- The Southwest Florida Alliance of Chambers supports the Governor’s Executive Order (19-12) Paragraph H. “Direct DEP to establish a septic conversion and remediation grant program with a local government match requirement.”
Priority Restoration Projects:
- The Southwest Florida Alliance of Chambers supports beginning construction of the Everglades Agricultural Area Reservoir in 2019 with the goal to finish the project within four years.
- The EAA Reservoir will provide needed water storage, treatment and conveyance south of Lake Okeechobee to reduce harmful discharges to the estuaries and send clean water south to the Everglades and Florida Bay.
- In conjunction with other restoration projects, the EAA Reservoir will provide a +50% reduction in harmful discharges to the Caloosahatchee estuary.

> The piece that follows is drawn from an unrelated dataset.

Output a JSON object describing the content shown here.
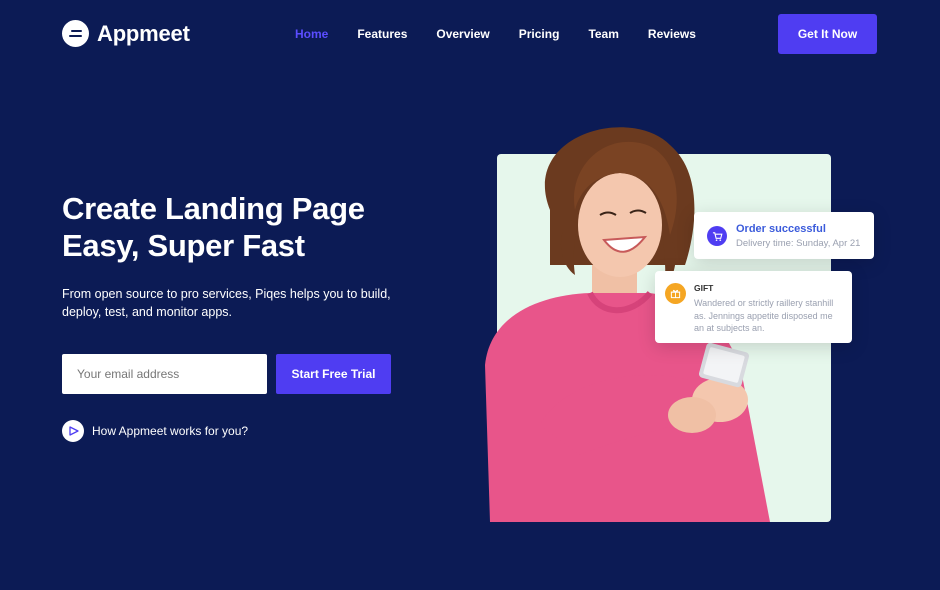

- The Southwest Florida Alliance of Chambers supports the Governor’s Executive Order (19-12) paragraph D. “Instruct the South Florida Water Management District to immediately start the next phase of the Everglades Agricultural Area Storage Reservoir Project design and ensure the U.S. Army Corps of Engineers approves the project according to schedule.”
- The Southwest Florida Alliance of Chambers supports the development and implementation of a water quality treatment component for the C-43 Reservoir to coincide with finishing construction of the reservoir.
- The C-43 Reservoir is a 170,000-acre foot storage project to capture water during the wet season to provide water flow to the river and estuary during dry periods when the estuary is in need of freshwater.
- The C-43 Reservoir is currently the only reservoir project in the Comprehensive Everglades Restoration Plan (CERP) contemplated without a water quality treatment feature.
- Test cells on the reservoir site produced algae in 2007 and a water treatment feature will help prevent this from happening when the reservoir is fully operational, allowing the project to provide maximum benefits to the river and estuary.
- The Southwest Florida Alliance of Chambers supports the Governor’s executive order (19-12), paragraph F. “Work with the South Florida Water Management District to add stormwater treatment to the C-43 Reservoir to provide additional treatment and improve the quality of water leaving this important storage component.”
The Southwest Florida Alliance of Chambers is: Bonita Springs Area Chamber of Commerce, Cape Coral Chamber of Commerce, The Chamber of Southwest Florida, Fort Myers Beach Chamber of Commerce, Greater Fort Myers Chamber of Commerce, The Greater Naples Chamber of Commerce, The Islands of Sanibel Captiva Chamber of Commerce.